== Segment start ==

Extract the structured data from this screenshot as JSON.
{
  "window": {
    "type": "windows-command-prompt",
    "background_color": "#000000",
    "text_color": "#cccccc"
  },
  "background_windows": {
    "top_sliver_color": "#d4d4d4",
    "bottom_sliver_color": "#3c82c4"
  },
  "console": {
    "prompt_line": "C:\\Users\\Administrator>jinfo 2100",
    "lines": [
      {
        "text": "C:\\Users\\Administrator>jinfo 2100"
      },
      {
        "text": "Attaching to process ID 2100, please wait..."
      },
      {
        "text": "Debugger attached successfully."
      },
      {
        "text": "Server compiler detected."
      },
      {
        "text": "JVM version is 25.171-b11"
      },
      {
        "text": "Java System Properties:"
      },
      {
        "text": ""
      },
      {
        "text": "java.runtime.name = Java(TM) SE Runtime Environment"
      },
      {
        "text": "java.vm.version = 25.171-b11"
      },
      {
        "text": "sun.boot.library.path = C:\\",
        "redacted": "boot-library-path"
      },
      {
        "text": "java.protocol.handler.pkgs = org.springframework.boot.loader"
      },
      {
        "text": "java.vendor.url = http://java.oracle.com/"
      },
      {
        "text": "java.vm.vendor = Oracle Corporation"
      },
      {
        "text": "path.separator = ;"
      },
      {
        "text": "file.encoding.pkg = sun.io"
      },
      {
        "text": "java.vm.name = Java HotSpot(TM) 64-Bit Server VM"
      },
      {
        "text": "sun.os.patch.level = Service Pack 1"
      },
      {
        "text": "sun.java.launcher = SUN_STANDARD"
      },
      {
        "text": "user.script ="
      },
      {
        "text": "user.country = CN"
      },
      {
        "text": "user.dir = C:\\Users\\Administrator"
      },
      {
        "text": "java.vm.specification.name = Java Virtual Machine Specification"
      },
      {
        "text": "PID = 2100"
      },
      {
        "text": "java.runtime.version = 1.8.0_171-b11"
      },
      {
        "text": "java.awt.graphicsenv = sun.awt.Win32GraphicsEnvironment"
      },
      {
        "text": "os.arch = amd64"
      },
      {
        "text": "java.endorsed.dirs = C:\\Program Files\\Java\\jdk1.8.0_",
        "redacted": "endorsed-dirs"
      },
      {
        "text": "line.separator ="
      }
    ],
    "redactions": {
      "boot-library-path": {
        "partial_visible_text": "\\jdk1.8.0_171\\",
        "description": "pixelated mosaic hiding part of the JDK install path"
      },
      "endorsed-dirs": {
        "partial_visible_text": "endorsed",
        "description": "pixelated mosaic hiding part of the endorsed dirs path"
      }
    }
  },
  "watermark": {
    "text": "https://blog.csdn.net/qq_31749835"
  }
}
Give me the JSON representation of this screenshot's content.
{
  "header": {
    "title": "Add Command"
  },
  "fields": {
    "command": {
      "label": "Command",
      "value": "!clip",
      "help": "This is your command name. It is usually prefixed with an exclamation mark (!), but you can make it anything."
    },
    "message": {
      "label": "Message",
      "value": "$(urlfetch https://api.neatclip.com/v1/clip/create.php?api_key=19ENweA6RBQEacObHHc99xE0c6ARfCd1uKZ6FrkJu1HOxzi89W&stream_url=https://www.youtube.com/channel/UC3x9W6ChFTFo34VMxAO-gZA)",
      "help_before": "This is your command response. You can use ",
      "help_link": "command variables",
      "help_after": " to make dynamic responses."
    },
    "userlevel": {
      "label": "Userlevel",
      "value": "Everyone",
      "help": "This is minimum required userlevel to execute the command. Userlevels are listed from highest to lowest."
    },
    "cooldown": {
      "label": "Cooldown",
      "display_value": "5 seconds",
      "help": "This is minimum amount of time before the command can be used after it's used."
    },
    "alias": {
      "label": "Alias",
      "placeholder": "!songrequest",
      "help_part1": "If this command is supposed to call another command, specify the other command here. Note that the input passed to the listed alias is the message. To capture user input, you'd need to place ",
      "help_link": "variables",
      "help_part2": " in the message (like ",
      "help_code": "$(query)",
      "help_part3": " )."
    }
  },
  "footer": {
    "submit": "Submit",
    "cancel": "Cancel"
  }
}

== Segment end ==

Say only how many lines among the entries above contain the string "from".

ANSWER: 2